It’s tempting—almost rational, even—to deduce that the origin of evil is, itself, evil; and that every cause in between that place of origin and the ultimate consequence of evil is evil, as well. However, if Jack’s small cut—a tremendous evil he may claim—be the cause of some far greater, necessarily attached good—that is, Jill’s hysterical joy—we come to conclude not only that the conjunctive state of affairs is good, but also that even before we judged Jack’s minor annoyance as evil and Jill’s outbursting pleasure as good, we find that Jack’s cut is actually neither evil nor good. To Jack, the small cut is evil, and to Jill it is good; and to a third-person party who weighs the total moral value of the phenomenon, the overall state of affairs is good. By this larger judgement, we define Jack’s small cut as, itself, a good, since it has the property of bringing out some greater good than the possible resulting evil.
When we examine the original cause of human evil as pointing to free will, we are left with the conclusion that free will, and the Creator and Bestower of that capacity, is, Himself, evil. But when we examine the original cause of human evil as pointing to God, we are left with the conclusion that free will, and what it enables for a human being, is, itself, a good. For, when we allow God to become the third-person party Who weighs the total moral value of every possible absolute evil that comes from free will, as well as every possible absolute good that comes from it, our perspectives shift focus; for while we see absolute evil, God sees absolute good.
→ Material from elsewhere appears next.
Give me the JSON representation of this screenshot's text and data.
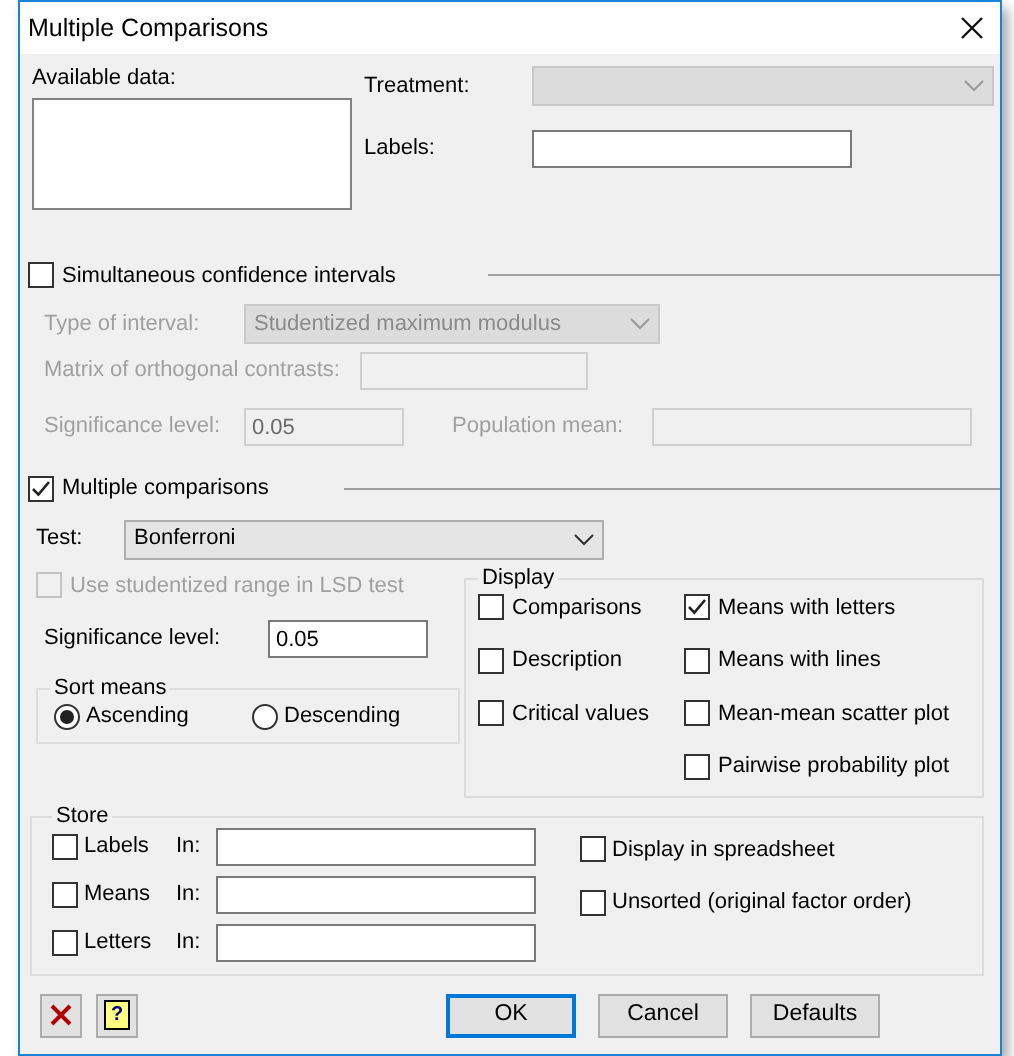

While we ask, whence does evil come?, God considers, whence does good come? Is it not from the willingness of a noble and sober mind that one is moved to fight for justice? Is it not by one’s decision, however constraining the circumstances may be, that one is moved to perform some good deed? And, is it not one’s genuine and free acceptance of the free gift of salvation that, in Christ, not only outweighs but eternally cancels every possible evil? If all of this is so, is it not then reasonable to conclude that our God-given human willingness—or our capacity to choose this infinite good—marks the beginning of every good and the agent by which this ultimate outweighing good comes about?
For, while we see absolute evil, God sees a redemption that negates it. While we see pain, God sees a healing that triumphs over it. And while we see hopelessness and despair, God sees hearts that might receive an eternal hope, but only if they are willing. And that they might be willing, God gave them the capacity to choose; and this, itself, be the greatest good of all.
Josiah Jordan ’18 is a first year Master’s student at the Yale Divinity School.Tags: Alvin Plantinga, evil, free will, suffering, theodicy